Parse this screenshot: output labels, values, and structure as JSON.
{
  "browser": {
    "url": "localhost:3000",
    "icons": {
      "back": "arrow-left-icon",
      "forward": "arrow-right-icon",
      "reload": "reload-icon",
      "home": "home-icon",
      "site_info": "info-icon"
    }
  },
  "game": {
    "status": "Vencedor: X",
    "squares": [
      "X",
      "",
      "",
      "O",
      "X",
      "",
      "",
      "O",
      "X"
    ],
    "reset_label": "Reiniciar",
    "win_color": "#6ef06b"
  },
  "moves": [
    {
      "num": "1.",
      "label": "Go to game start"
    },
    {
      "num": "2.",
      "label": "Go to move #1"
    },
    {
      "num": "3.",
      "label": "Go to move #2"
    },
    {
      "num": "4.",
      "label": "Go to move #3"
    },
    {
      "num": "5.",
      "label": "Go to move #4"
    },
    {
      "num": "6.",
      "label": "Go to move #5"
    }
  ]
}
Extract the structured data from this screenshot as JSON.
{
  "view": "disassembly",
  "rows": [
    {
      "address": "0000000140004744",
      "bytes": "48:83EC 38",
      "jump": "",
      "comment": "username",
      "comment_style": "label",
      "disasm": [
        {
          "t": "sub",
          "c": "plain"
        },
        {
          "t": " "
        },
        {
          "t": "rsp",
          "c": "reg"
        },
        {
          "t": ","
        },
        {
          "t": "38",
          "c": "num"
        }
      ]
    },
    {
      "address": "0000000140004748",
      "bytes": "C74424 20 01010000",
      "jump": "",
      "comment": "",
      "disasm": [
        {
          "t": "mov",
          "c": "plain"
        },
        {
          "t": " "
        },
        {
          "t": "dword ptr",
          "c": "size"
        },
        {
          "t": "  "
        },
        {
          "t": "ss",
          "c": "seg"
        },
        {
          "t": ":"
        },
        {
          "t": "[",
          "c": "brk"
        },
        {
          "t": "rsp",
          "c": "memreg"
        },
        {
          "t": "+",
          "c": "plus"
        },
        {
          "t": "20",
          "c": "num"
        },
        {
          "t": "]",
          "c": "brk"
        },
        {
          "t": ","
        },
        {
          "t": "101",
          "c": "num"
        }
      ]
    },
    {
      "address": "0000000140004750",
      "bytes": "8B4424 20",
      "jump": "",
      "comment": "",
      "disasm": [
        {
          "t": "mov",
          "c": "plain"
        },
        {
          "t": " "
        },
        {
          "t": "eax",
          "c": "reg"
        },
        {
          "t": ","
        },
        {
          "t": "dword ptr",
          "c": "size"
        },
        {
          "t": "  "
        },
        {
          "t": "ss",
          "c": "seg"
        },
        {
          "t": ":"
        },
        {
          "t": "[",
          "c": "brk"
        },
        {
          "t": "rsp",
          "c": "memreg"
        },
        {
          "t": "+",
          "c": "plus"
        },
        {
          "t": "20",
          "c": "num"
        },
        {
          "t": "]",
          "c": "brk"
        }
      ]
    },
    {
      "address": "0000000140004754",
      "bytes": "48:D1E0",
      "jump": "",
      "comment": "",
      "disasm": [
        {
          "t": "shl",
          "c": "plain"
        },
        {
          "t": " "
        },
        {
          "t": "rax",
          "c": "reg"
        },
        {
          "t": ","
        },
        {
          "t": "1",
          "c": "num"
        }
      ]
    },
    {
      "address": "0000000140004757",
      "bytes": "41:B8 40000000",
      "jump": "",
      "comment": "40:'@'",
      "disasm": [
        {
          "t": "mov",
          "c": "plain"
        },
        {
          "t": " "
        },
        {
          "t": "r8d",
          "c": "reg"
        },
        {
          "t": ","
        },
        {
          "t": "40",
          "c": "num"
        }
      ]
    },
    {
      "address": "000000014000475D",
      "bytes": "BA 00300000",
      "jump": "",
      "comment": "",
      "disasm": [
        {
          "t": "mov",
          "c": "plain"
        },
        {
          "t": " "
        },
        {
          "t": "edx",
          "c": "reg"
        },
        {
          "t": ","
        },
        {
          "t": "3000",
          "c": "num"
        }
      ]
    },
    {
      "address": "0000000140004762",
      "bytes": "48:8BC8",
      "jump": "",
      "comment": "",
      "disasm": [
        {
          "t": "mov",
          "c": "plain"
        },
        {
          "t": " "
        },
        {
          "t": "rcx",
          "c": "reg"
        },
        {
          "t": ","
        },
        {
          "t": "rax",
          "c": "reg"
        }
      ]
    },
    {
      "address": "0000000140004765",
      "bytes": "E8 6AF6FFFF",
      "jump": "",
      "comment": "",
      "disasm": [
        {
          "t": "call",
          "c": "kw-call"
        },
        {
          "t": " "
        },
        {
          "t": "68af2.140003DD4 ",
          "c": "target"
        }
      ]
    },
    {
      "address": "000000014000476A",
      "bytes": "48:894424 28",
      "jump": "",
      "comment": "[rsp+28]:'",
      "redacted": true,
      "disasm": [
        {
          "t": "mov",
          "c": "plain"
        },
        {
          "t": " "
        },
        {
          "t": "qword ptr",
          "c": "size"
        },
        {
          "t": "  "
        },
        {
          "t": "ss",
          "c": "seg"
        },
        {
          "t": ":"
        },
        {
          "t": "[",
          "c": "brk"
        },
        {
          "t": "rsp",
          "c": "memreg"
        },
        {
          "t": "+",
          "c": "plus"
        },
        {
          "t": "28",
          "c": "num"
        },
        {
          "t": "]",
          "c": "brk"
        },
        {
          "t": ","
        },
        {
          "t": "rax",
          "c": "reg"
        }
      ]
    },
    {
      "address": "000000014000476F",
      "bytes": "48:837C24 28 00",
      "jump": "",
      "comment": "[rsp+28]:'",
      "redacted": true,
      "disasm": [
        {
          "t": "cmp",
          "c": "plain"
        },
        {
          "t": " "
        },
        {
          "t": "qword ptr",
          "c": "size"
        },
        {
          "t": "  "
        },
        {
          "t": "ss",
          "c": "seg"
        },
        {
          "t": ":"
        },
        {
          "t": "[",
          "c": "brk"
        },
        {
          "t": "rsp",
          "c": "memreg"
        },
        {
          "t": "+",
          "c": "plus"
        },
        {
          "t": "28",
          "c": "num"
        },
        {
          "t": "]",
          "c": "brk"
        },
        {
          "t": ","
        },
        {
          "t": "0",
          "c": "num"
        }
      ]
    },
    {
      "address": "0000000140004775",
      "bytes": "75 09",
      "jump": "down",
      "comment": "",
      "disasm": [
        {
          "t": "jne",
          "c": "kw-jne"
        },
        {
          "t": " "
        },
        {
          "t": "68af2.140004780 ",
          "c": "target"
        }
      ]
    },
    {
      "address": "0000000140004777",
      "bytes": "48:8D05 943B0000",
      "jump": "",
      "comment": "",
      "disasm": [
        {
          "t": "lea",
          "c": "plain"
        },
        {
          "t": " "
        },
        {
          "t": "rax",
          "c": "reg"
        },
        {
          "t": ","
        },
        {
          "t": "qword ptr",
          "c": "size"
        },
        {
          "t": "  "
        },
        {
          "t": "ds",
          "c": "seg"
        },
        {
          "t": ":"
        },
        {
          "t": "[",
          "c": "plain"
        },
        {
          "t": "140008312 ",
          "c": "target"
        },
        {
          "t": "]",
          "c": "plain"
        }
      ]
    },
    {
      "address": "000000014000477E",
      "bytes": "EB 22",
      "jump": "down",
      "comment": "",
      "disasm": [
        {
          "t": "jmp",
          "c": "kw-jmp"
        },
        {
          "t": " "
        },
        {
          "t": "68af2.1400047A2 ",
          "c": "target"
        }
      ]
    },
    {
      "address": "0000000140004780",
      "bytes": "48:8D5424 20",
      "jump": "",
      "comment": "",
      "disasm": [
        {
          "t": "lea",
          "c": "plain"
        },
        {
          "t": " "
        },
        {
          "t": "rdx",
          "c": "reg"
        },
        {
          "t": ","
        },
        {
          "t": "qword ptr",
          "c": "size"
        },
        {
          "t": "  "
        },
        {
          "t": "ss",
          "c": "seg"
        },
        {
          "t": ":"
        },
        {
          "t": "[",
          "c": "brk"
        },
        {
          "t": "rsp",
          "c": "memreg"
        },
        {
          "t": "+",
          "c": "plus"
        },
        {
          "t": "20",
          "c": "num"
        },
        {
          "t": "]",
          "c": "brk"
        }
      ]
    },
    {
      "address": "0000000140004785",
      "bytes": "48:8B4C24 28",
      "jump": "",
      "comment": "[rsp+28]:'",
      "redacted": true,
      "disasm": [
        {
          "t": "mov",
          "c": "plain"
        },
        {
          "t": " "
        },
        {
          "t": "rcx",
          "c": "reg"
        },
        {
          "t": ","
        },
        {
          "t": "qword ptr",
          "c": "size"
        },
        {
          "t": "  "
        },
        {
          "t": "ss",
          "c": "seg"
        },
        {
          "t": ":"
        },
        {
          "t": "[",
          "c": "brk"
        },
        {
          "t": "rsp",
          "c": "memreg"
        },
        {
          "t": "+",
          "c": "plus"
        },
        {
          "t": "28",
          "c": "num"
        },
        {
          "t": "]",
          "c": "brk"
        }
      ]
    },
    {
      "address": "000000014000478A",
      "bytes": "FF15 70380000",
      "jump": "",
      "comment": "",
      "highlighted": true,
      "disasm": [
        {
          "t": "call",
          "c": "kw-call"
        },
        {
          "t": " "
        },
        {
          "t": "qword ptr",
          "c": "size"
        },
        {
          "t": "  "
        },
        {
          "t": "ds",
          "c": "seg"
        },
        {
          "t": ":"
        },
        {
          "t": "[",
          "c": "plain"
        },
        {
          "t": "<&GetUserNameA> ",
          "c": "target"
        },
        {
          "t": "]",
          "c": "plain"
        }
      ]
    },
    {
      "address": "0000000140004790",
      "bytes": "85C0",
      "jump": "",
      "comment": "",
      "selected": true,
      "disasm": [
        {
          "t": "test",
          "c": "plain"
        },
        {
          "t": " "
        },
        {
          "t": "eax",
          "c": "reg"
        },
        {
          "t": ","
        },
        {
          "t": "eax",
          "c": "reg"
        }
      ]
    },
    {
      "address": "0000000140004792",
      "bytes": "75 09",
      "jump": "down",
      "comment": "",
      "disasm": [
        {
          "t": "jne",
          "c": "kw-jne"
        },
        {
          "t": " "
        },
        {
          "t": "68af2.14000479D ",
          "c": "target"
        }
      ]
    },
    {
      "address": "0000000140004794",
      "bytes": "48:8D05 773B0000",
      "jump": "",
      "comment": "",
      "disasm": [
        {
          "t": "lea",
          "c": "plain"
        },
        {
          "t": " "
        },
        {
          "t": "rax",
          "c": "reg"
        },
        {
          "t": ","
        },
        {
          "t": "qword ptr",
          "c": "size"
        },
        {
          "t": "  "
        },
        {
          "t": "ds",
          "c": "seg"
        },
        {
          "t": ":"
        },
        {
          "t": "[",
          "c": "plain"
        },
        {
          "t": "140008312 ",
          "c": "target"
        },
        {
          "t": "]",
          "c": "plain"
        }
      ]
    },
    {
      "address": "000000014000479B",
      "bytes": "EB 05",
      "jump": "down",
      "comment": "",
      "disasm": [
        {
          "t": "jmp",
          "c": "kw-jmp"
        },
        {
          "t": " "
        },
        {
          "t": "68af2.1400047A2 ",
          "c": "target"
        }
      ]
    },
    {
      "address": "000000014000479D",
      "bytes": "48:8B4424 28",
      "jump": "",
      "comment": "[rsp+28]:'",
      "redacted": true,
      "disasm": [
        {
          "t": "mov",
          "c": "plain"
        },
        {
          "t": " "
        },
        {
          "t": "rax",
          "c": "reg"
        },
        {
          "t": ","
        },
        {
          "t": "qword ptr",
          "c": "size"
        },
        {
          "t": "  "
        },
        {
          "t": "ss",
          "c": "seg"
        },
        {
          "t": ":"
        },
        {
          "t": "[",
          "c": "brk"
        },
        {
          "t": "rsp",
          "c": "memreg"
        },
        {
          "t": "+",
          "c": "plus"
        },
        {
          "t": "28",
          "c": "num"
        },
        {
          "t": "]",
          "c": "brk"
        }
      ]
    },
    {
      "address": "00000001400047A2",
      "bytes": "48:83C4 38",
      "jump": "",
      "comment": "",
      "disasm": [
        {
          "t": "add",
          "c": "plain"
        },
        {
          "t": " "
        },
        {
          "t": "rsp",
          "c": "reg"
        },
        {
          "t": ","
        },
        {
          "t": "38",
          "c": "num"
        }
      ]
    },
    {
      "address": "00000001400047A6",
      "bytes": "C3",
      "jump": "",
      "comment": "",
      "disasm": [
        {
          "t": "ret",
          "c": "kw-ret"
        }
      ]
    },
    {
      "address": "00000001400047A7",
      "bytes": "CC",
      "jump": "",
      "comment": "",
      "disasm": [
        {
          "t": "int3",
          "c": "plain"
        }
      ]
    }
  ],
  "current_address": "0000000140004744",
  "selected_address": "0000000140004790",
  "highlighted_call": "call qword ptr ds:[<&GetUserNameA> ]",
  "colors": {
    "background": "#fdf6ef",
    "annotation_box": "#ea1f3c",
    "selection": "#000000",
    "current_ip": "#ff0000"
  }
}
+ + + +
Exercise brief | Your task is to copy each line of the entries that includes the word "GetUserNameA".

Expected answer |
          "t": "<&GetUserNameA> ",
  "highlighted_call": "call qword ptr ds:[<&GetUserNameA> ]",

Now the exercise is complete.